Divergent signals are emanating from employment statistics, likely pointing to the prevalent labour supply constraint. Despite these fluctuations, the demand for labour—predominantly in the service sector—holds strong but shows signs of gradual abatement.
July witnessed a deceleration in the growth of the US services sector, largely attributed to a dip in new orders, as per the Institute for Supply Management’s PMI. It retreated to 52.7, down from June’s 53.9, albeit beating the consensus pegged at 53. S&P Global’s PMI gauge echoed this sentiment, recording a decline to 52.3 in July from 54.4 in June.
The stock market felt the tremors of this data with the Dow, S&P 500, and Nasdaq registering minor losses of around 0.2%, 0.25%, and 0.1% respectively.

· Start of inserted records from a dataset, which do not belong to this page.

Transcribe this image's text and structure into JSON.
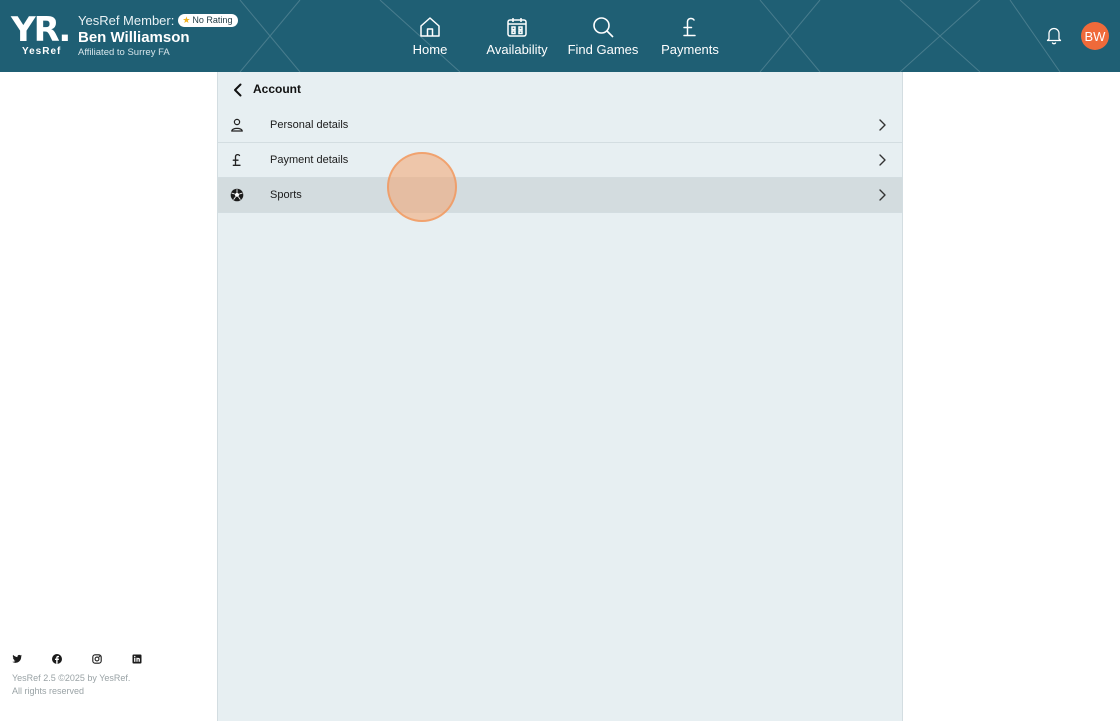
{
  "brand": {
    "logo_text": "YR.",
    "logo_sub": "YesRef"
  },
  "member": {
    "label": "YesRef Member:",
    "rating_badge": "No Rating",
    "name": "Ben Williamson",
    "affiliation": "Affiliated to Surrey FA"
  },
  "nav": [
    {
      "label": "Home",
      "icon": "home-icon"
    },
    {
      "label": "Availability",
      "icon": "calendar-icon"
    },
    {
      "label": "Find Games",
      "icon": "search-icon"
    },
    {
      "label": "Payments",
      "icon": "pound-icon"
    }
  ],
  "avatar_initials": "BW",
  "account": {
    "title": "Account",
    "items": [
      {
        "label": "Personal details",
        "icon": "person-icon"
      },
      {
        "label": "Payment details",
        "icon": "pound-icon"
      },
      {
        "label": "Sports",
        "icon": "football-icon"
      }
    ]
  },
  "footer": {
    "version_line": "YesRef 2.5 ©2025 by YesRef.",
    "rights": "All rights reserved"
  },
  "colors": {
    "header": "#1f5f74",
    "panel": "#e7eff2",
    "accent": "#ef6a3a"
  }
}
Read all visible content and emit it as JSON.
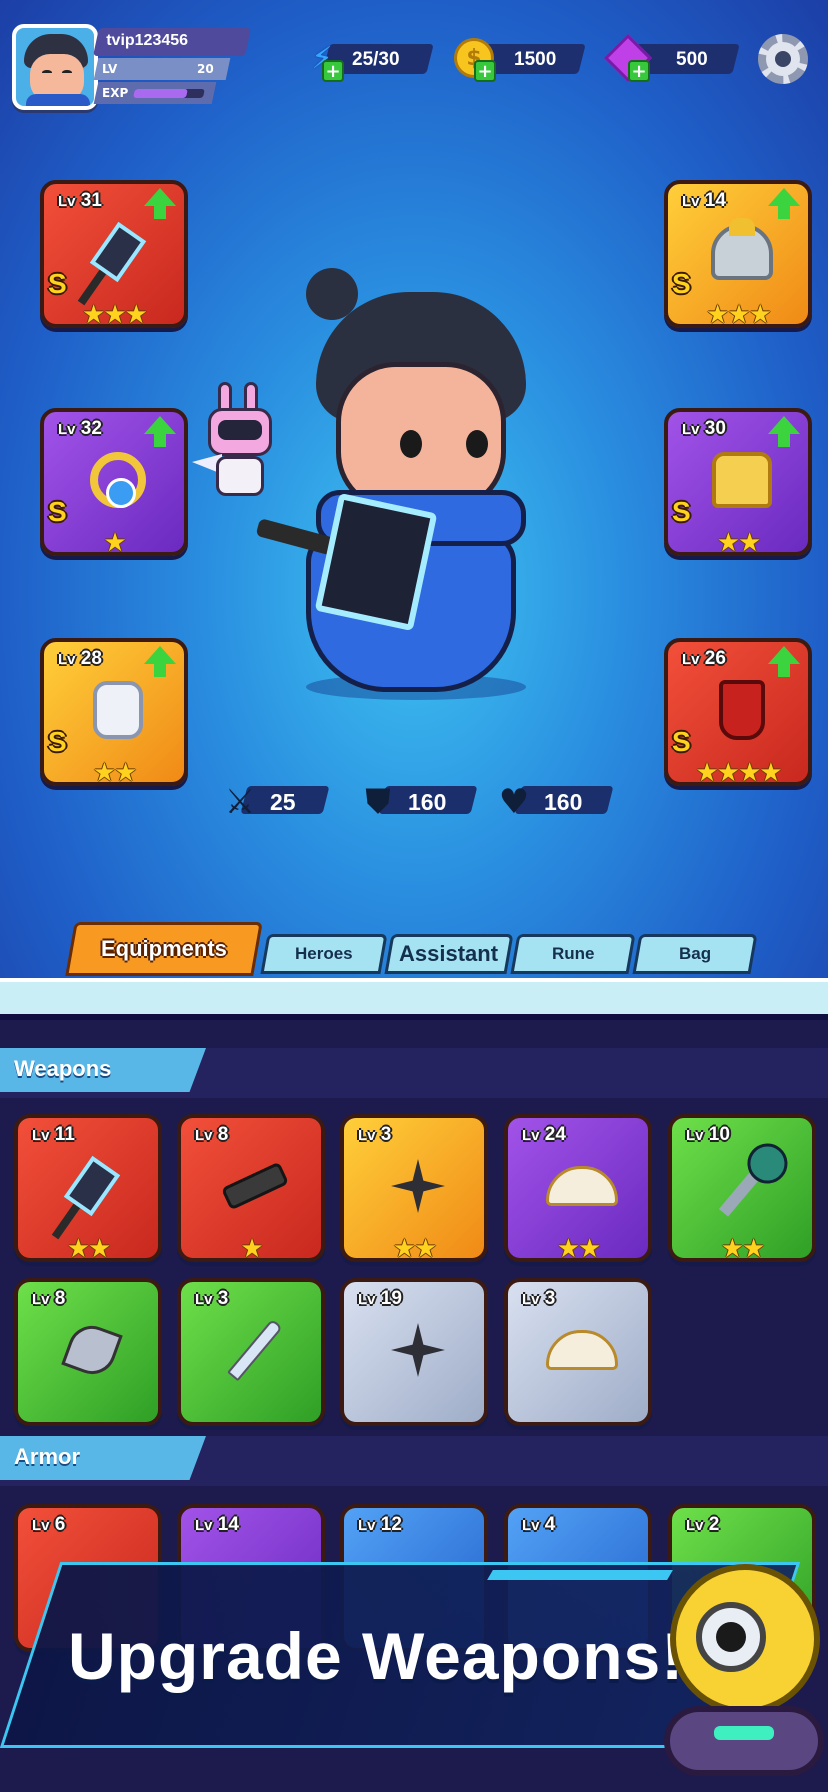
{
  "player": {
    "name": "tvip123456",
    "lv_label": "LV",
    "lv_value": "20",
    "exp_label": "EXP",
    "exp_progress": 0.75
  },
  "resources": {
    "energy": {
      "value": "25/30",
      "icon": "lightning-icon"
    },
    "coins": {
      "value": "1500",
      "icon": "coin-icon"
    },
    "gems": {
      "value": "500",
      "icon": "gem-icon"
    }
  },
  "equipped": {
    "weapon": {
      "level": "31",
      "grade": "S",
      "stars": 3,
      "upgradable": true,
      "color": "red",
      "icon": "hammer-icon"
    },
    "helmet": {
      "level": "14",
      "grade": "S",
      "stars": 3,
      "upgradable": true,
      "color": "orange",
      "icon": "helmet-icon"
    },
    "necklace": {
      "level": "32",
      "grade": "S",
      "stars": 1,
      "upgradable": true,
      "color": "purple",
      "icon": "amulet-icon"
    },
    "armor": {
      "level": "30",
      "grade": "S",
      "stars": 2,
      "upgradable": true,
      "color": "purple",
      "icon": "armor-icon"
    },
    "gloves": {
      "level": "28",
      "grade": "S",
      "stars": 2,
      "upgradable": true,
      "color": "orange",
      "icon": "glove-icon"
    },
    "boots": {
      "level": "26",
      "grade": "S",
      "stars": 4,
      "upgradable": true,
      "color": "red",
      "icon": "boot-icon"
    }
  },
  "lv_prefix": "Lv",
  "stats": {
    "attack": "25",
    "defense": "160",
    "health": "160"
  },
  "tabs": [
    {
      "label": "Equipments",
      "active": true
    },
    {
      "label": "Heroes",
      "active": false
    },
    {
      "label": "Assistant",
      "active": false
    },
    {
      "label": "Rune",
      "active": false
    },
    {
      "label": "Bag",
      "active": false
    }
  ],
  "sections": {
    "weapons_title": "Weapons",
    "armor_title": "Armor"
  },
  "weapons": [
    {
      "level": "11",
      "stars": 2,
      "color": "red",
      "icon": "hammer-icon"
    },
    {
      "level": "8",
      "stars": 1,
      "color": "red",
      "icon": "gatling-gun-icon"
    },
    {
      "level": "3",
      "stars": 2,
      "color": "orange",
      "icon": "shuriken-icon"
    },
    {
      "level": "24",
      "stars": 2,
      "color": "purple",
      "icon": "fan-icon"
    },
    {
      "level": "10",
      "stars": 2,
      "color": "green",
      "icon": "staff-icon"
    },
    {
      "level": "8",
      "stars": 0,
      "color": "green",
      "icon": "axe-icon"
    },
    {
      "level": "3",
      "stars": 0,
      "color": "green",
      "icon": "dagger-icon"
    },
    {
      "level": "19",
      "stars": 0,
      "color": "grey",
      "icon": "shuriken-icon"
    },
    {
      "level": "3",
      "stars": 0,
      "color": "grey",
      "icon": "fan-icon"
    }
  ],
  "armors": [
    {
      "level": "6",
      "color": "red"
    },
    {
      "level": "14",
      "color": "purple"
    },
    {
      "level": "12",
      "color": "blue"
    },
    {
      "level": "4",
      "color": "blue"
    },
    {
      "level": "2",
      "color": "green"
    }
  ],
  "banner": {
    "title": "Upgrade Weapons!"
  }
}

On the currency front, the Dollar retreated from a four-week zenith, a reaction to the lukewarm labour market figures, ahead of the impending non-farm payrolls report. Concurrently, the Sterling took a hit post the Bank of England’s modest 25-basis point rate increment, placing GBP/USD at 1.27, marking a 0.07% decline. Elsewhere, after the ECB hinted at a pause in its September meeting amidst waning inflation and growth, the EUR/USD experienced a 0.04% ascent, reaching 1.094.
Amid speculations around the Bank of Japan’s monetary policy trajectory, USD/JPY weakened by 0.40% to 142.72, after touching a four-week pinnacle at 143.89.
In the commodities arena, the West Texas Intermediate (WTI) crude witnessed a 2.6% surge, settling at $81.55 per barrel, following Saudi Arabia’s announcement to prolong its production cut. Brent crude, the global benchmark, followed suit, closing up at $85.08. This decision aligns with the EIA’s revelation of a 17-million-barrel dip in US oil inventories and precedes the OPEC+ rendezvous.
Precious metals grappled with downward pressure. A cloud of uncertainty loomed due to Fitch’s unexpected downgrade of the U.S. government’s credit rating, attributed to heightened partisan tensions amongst legislators and disputes over the U.S. debt ceiling. Gold and silver saw reductions of 0.3% and 0.8%, respectively.
The digital currency landscape presented a mixed bag, with Bitcoin (BTC/USD) maintaining its stance above the $29,000 threshold, while Ethereum (ETH/USD) witnessed a marginal 0.1% uptick after a volatile trading day.